▸ **Your objective**: Omitting all pictures, print the lines of the listing from the one containing "Give me the" through the final line, both ends included, with no other text.

---

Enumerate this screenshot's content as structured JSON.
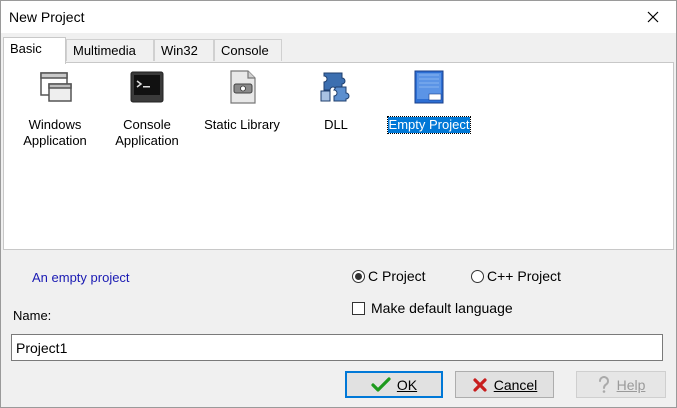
{
  "window": {
    "title": "New Project"
  },
  "tabs": [
    "Basic",
    "Multimedia",
    "Win32",
    "Console"
  ],
  "items": [
    {
      "line1": "Windows",
      "line2": "Application",
      "icon": "windows-app-icon"
    },
    {
      "line1": "Console",
      "line2": "Application",
      "icon": "console-app-icon"
    },
    {
      "line1": "Static Library",
      "line2": "",
      "icon": "static-library-icon"
    },
    {
      "line1": "DLL",
      "line2": "",
      "icon": "dll-icon"
    },
    {
      "line1": "Empty Project",
      "line2": "",
      "icon": "empty-project-icon",
      "selected": true
    }
  ],
  "description": "An empty project",
  "language": {
    "c_label": "C Project",
    "cpp_label": "C++ Project",
    "selected": "C Project"
  },
  "default_language": {
    "label": "Make default language",
    "checked": false
  },
  "name": {
    "label": "Name:",
    "value": "Project1"
  },
  "buttons": {
    "ok": "OK",
    "cancel": "Cancel",
    "help": "Help"
  },
  "colors": {
    "accent": "#0078d7",
    "description": "#1a1ab3"
  }
}
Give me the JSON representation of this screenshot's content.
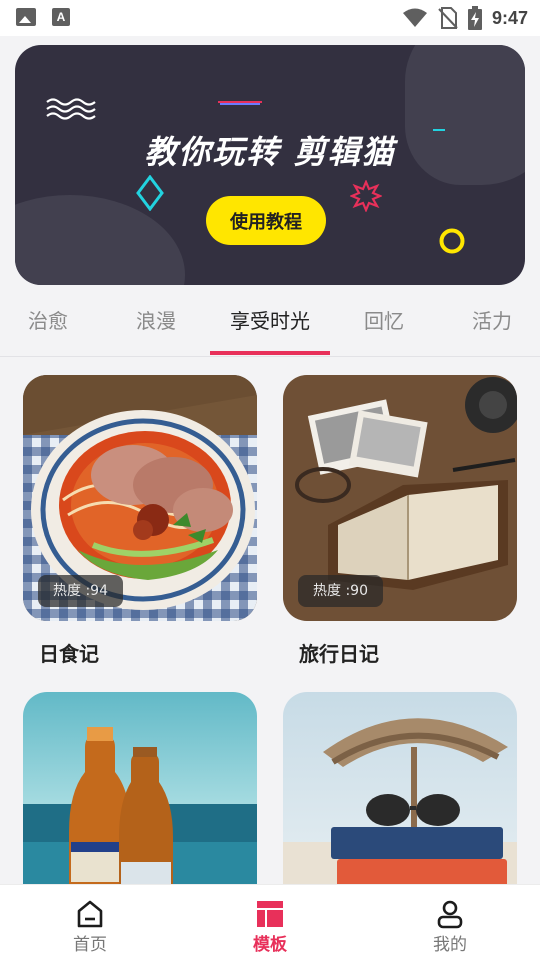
{
  "status_bar": {
    "time": "9:47",
    "left_icons": [
      "image-icon",
      "font-a-icon"
    ],
    "right_icons": [
      "wifi-icon",
      "no-sim-icon",
      "battery-charging-icon"
    ]
  },
  "banner": {
    "title": "教你玩转  剪辑猫",
    "button_label": "使用教程",
    "accent_colors": {
      "background": "#333040",
      "button": "#ffe600",
      "diamond": "#22d3e0",
      "star": "#e8305a",
      "ring": "#ffe600"
    }
  },
  "tabs": {
    "items": [
      {
        "label": "治愈"
      },
      {
        "label": "浪漫"
      },
      {
        "label": "享受时光"
      },
      {
        "label": "回忆"
      },
      {
        "label": "活力"
      }
    ],
    "active_index": 2,
    "active_color": "#e8305a"
  },
  "cards": [
    {
      "title": "日食记",
      "heat": "热度 :94",
      "image": "noodle-bowl-photo"
    },
    {
      "title": "旅行日记",
      "heat": "热度 :90",
      "image": "notebook-photos-photo"
    },
    {
      "title": "",
      "heat": "",
      "image": "beer-bottles-beach-photo"
    },
    {
      "title": "",
      "heat": "",
      "image": "books-sunglasses-beach-photo"
    }
  ],
  "bottom_nav": {
    "items": [
      {
        "label": "首页",
        "icon": "home-icon"
      },
      {
        "label": "模板",
        "icon": "template-icon"
      },
      {
        "label": "我的",
        "icon": "profile-icon"
      }
    ],
    "active_index": 1
  }
}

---

▸ **Response**:
Give me the JSON representation of this screenshot's content.
{
  "status_bar": {
    "time": "9:47",
    "left_icons": [
      "image-icon",
      "font-a-icon"
    ],
    "right_icons": [
      "wifi-icon",
      "no-sim-icon",
      "battery-charging-icon"
    ]
  },
  "banner": {
    "title": "教你玩转  剪辑猫",
    "button_label": "使用教程",
    "accent_colors": {
      "background": "#333040",
      "button": "#ffe600",
      "diamond": "#22d3e0",
      "star": "#e8305a",
      "ring": "#ffe600"
    }
  },
  "tabs": {
    "items": [
      {
        "label": "治愈"
      },
      {
        "label": "浪漫"
      },
      {
        "label": "享受时光"
      },
      {
        "label": "回忆"
      },
      {
        "label": "活力"
      }
    ],
    "active_index": 2,
    "active_color": "#e8305a"
  },
  "cards": [
    {
      "title": "日食记",
      "heat": "热度 :94",
      "image": "noodle-bowl-photo"
    },
    {
      "title": "旅行日记",
      "heat": "热度 :90",
      "image": "notebook-photos-photo"
    },
    {
      "title": "",
      "heat": "",
      "image": "beer-bottles-beach-photo"
    },
    {
      "title": "",
      "heat": "",
      "image": "books-sunglasses-beach-photo"
    }
  ],
  "bottom_nav": {
    "items": [
      {
        "label": "首页",
        "icon": "home-icon"
      },
      {
        "label": "模板",
        "icon": "template-icon"
      },
      {
        "label": "我的",
        "icon": "profile-icon"
      }
    ],
    "active_index": 1
  }
}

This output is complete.